Whatever it is, make sure you paid tribute to her individual quirks. It says much more than just saying how beautiful she looks (though it’s essential you say that too!).
Right this is the important bit.
Your speech is made up of lots of different elements but it needs to hook people in from the beginning, establish a theme and carry that through to an almighty climax. It needs to tell a story.
An example of how to use a theme to bring everything together is a bride who used her teaching profession as her hook. She talked about what she and her husband had learnt from each other over the years, ranging from the comedy to the soppy, from the perfect poached egg to understanding rugby’s scoring system (she taught him). She toasted ‘a lifetime of learning new and wonderful things about each other’ and everyone rather liked it.
So write a list; five things that people would associate with you, your partner and your relationship and see if you can spot a theme.
- Maybe you’re complete opposites – illustrate this point with a retelling of your love affair.
- Maybe she’s an engineer – talk about how you plan to build a happy marriage (clue: always say she’s right and you’ll be fine).
- Or maybe your partner is a bookworm; use quotes from much-loved authors to chronicle your romance (making sure there’s plenty of funny ones in there).
Even if the crux of your speech is emotional and romantic it’s still good to have some humour in there too.
Nobody is expecting you to be a stand-up comedian but try to find the comedy in your reality. Are you and your partner really alike or really different? Do you share a guilty pleasure? Do you have a distinctive style of arguing? These sorts of areas make great speech material.
Reveal surprising facts or even, in some cases, props, like the fashionista’s teddy bear dressing gown.
For our comedy scriptwriter insider tips, read our how to be funny guide.
Firstly, be honest. There’s no point making declarations of love if people don’t recognise the person you’re talking about.
Don’t pretend that your partner is perfect or that you don’t argue over control of the TV remote control. Love her for the crazy nut-job she really is.
Secondly, don’t go OTT. You have to get the balance right between sweet and just showing off.
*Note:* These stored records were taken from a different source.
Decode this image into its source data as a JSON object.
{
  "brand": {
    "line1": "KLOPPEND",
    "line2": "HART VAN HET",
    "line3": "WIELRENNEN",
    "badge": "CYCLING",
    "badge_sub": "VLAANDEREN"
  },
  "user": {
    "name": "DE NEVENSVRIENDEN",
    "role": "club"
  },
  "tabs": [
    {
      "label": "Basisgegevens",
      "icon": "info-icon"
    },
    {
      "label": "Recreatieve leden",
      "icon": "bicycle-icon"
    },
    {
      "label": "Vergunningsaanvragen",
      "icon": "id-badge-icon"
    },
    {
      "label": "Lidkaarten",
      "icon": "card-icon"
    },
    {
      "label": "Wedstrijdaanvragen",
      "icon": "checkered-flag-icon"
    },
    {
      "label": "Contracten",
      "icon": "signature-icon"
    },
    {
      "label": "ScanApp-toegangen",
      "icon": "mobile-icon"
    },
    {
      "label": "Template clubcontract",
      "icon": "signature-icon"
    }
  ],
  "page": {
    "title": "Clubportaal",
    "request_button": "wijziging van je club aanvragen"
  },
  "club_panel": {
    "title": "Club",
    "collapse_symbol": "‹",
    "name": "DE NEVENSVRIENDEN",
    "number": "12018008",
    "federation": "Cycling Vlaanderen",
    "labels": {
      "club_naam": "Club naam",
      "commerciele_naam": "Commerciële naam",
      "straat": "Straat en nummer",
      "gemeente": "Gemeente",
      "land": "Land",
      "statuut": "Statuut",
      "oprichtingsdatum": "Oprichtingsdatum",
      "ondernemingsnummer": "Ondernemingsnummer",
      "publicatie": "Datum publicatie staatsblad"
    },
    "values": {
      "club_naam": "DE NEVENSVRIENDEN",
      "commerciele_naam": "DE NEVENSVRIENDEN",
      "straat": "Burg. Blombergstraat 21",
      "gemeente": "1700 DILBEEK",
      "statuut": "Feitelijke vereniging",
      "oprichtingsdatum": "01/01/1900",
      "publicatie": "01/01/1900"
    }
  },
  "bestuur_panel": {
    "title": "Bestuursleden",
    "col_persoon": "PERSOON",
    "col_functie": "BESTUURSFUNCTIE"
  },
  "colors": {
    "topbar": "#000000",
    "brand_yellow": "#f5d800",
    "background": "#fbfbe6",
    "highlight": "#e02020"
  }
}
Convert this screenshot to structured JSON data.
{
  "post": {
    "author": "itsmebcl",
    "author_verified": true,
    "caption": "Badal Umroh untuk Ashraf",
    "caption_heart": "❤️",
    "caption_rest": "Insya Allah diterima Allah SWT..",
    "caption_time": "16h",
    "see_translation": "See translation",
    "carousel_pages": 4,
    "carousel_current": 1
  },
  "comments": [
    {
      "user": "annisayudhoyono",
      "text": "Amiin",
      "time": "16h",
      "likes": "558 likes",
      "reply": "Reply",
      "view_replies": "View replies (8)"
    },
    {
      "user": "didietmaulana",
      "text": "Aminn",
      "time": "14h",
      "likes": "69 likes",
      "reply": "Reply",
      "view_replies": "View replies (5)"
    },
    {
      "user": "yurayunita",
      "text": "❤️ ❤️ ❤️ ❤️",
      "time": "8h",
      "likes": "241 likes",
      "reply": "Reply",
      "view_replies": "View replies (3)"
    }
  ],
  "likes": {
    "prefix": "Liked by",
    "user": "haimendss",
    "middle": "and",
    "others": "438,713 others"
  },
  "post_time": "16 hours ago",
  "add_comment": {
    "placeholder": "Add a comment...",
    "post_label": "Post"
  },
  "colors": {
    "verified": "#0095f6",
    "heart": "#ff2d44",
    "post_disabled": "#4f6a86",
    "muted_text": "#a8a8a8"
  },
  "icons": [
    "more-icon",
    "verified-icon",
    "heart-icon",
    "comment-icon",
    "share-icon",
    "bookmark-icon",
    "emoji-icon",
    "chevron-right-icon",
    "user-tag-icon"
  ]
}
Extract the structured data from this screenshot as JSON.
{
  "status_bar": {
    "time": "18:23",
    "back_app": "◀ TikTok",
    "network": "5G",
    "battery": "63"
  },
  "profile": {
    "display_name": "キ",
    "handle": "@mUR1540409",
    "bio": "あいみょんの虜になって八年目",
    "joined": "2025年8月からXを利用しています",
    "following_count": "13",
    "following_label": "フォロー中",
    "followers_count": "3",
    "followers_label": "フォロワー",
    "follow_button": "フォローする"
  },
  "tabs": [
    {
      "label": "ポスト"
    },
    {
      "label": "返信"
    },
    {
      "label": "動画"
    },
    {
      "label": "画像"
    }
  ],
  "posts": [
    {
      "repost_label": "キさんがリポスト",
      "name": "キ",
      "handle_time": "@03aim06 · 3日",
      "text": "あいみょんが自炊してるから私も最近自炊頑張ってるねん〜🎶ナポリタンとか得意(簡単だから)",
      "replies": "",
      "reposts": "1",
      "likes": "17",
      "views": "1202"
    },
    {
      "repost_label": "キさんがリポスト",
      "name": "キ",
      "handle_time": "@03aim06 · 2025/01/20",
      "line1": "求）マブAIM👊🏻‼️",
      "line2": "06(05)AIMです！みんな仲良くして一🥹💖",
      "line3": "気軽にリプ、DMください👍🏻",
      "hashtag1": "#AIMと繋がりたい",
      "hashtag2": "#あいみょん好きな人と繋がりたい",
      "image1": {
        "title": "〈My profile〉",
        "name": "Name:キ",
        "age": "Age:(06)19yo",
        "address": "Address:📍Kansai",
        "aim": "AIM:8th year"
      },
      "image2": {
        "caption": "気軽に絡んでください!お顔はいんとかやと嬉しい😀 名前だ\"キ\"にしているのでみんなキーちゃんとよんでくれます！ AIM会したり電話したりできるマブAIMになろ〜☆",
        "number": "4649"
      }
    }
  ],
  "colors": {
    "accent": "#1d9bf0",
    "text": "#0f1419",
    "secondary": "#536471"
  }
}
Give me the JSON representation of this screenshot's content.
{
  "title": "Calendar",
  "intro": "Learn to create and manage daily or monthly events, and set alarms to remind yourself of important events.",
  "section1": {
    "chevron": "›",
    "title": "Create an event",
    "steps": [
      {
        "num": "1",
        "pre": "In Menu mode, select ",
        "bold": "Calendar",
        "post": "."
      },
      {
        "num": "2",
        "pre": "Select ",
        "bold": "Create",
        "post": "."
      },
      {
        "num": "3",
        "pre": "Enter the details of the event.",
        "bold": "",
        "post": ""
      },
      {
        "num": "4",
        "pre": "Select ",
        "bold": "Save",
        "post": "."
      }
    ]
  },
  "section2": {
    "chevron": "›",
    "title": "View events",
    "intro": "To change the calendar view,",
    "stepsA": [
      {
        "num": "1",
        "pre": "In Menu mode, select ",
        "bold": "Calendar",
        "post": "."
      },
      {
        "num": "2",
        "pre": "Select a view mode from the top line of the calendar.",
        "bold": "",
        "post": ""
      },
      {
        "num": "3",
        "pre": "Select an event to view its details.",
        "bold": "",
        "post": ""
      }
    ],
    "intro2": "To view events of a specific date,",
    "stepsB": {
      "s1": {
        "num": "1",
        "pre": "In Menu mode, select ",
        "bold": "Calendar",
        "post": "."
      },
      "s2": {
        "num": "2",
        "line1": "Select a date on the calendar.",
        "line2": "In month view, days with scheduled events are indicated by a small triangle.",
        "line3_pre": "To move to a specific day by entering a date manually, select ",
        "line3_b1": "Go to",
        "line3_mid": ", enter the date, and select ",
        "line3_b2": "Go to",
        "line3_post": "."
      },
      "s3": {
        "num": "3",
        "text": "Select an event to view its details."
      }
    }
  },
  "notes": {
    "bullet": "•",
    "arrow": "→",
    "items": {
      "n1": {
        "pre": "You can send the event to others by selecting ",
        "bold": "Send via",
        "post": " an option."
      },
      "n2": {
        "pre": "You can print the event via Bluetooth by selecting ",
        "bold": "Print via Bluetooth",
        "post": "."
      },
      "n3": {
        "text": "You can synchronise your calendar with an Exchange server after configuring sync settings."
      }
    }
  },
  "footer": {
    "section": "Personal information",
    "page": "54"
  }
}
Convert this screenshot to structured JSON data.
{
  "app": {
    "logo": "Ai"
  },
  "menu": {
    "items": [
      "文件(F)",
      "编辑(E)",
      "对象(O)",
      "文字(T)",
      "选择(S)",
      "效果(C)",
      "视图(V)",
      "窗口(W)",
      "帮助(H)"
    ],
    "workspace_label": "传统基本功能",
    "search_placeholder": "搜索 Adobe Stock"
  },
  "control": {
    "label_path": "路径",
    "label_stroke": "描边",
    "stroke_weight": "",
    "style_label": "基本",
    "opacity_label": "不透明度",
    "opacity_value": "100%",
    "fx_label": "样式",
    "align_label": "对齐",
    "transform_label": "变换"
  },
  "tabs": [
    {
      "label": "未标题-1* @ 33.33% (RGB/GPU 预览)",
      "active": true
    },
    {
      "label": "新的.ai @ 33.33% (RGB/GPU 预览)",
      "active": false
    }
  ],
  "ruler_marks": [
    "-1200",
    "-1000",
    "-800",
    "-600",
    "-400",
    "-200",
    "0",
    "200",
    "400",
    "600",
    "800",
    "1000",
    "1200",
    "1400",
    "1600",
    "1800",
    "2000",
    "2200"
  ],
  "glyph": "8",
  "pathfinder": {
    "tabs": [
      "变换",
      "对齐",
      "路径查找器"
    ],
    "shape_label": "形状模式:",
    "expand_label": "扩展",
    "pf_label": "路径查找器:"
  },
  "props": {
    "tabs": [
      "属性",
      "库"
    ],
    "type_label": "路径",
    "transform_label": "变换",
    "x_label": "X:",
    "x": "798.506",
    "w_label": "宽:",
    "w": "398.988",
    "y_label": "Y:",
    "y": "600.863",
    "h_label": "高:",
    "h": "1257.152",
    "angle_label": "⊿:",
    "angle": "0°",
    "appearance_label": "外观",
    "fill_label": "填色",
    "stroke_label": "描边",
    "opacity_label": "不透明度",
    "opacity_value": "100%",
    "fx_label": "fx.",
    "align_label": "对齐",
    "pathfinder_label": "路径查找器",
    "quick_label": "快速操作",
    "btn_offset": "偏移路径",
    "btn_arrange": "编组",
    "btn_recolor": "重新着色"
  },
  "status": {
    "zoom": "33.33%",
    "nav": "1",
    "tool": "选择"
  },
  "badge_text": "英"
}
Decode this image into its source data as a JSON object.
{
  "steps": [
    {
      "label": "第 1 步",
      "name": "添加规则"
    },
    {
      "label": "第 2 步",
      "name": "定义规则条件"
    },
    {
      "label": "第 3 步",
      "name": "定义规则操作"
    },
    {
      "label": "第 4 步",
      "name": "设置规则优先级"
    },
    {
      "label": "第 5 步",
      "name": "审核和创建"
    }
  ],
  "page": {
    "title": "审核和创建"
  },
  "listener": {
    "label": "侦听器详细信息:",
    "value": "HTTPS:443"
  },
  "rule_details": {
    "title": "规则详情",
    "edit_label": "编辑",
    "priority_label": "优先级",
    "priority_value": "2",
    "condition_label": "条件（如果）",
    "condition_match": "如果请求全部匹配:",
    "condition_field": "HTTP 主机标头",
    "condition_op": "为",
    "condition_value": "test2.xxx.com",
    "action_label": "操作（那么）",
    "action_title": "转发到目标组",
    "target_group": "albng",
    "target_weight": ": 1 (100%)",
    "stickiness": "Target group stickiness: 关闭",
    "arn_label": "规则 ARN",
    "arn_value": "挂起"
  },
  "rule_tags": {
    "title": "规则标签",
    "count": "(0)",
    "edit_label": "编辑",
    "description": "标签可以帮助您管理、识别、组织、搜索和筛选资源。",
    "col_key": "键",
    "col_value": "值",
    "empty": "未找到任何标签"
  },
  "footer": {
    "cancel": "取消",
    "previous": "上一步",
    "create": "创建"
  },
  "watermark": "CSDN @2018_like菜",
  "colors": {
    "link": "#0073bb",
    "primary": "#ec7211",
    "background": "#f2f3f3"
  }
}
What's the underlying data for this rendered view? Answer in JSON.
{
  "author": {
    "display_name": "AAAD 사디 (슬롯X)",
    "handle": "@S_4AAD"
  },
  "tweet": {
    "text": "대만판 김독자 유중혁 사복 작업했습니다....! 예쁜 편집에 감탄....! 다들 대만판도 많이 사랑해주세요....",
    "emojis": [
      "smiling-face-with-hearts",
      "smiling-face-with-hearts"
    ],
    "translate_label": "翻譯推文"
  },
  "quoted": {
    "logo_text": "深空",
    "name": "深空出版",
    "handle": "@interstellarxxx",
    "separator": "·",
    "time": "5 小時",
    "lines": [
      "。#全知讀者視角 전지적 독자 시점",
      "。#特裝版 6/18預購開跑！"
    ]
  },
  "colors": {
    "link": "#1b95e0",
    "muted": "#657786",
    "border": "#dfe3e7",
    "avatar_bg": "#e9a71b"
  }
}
Leave the pet names at home and keep anything overly gushing for the bedroom.
A good trick is simply writing a list of all the little, quirky things you like about your partner a la When Harry Met Sally.
Try to avoid cliches like ‘special’ or ‘the one’ and create new ways of describing love.
One groom said he was attracted to his wife because she looked like ‘Bridget Bardot dressed up for a night at The Hog’s Head disco’.
Another groom said his first date with his wife had left him with ‘the feeling you get after the three course special at The Raj; very happy, completely satisfied but slightly nervous about what’s to come’.
If you’re really stuck, replace a generic cliche with a good, solid quote. Whilst plagiarism and being boring is never acceptable, using quotes is seen as positively inspired. Check out our favourite Groom Speech Quotes.
Aim for somewhere between seven and nine minutes. And that includes the pauses you leave for the laughter. Jokes are funnier shorter and emotion more powerful.
You may feel you have SOOOOOO much you want to say but the real test is saying it in the least amount of words. It’s kind of like a perverse game of Scrabble.
Firstly on yourself. Read the speech out loud and if you find yourself stumbling on the same bit every time, change it.
Then get an audience. It needs to be someone whose advice you value, so don’t ask your mum if you’re going to ignore her.
Deliver it as you would on the wedding day. Leave pauses for the laughter (ironically speakers often talk over the laughter they’ve worked so hard to achieve). Remember to smile. Look at your audience.
And then – be receptive to criticism. If someone doesn’t get a joke, don’t waste your time explaining it as you won’t be able to do that on the day. The point of testing your speech is you still have time to change it.
And if at the end of all this, you still feel you need help…